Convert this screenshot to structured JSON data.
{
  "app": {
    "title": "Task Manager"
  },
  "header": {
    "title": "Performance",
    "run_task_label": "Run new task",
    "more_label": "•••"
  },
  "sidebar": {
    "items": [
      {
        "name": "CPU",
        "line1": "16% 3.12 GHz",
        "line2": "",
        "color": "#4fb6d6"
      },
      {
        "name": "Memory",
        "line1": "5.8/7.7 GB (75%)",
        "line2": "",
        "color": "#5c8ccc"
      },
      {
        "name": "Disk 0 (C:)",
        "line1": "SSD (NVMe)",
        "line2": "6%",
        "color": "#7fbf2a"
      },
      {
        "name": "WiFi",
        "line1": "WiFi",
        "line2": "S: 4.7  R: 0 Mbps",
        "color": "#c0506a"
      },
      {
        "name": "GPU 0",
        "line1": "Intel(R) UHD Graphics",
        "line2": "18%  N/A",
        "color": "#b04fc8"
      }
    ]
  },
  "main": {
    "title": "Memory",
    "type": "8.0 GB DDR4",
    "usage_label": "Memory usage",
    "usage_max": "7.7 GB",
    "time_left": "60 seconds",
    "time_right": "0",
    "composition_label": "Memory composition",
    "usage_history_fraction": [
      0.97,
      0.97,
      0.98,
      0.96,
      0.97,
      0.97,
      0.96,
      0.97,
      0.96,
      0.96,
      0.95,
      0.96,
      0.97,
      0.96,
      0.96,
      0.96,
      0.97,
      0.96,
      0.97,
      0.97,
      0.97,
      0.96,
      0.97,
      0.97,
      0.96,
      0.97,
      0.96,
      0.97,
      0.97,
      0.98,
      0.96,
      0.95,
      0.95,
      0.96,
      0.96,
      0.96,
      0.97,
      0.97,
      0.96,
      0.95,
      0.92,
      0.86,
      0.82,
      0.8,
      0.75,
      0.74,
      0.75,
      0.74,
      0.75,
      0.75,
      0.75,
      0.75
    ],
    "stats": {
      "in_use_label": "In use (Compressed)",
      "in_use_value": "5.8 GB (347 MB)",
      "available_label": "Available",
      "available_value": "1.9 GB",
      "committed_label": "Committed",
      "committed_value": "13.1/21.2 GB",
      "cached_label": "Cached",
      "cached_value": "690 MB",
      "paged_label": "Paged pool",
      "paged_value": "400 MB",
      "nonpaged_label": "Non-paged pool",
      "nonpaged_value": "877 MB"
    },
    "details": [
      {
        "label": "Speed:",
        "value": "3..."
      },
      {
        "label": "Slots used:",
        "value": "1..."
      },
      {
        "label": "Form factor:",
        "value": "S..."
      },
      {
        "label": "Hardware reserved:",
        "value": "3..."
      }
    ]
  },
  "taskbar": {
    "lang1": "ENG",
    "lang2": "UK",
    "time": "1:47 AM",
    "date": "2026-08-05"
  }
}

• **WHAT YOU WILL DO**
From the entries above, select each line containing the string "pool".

• **SOLUTION FOR THIS EXERCISE**
      "paged_label": "Paged pool",
      "nonpaged_label": "Non-paged pool",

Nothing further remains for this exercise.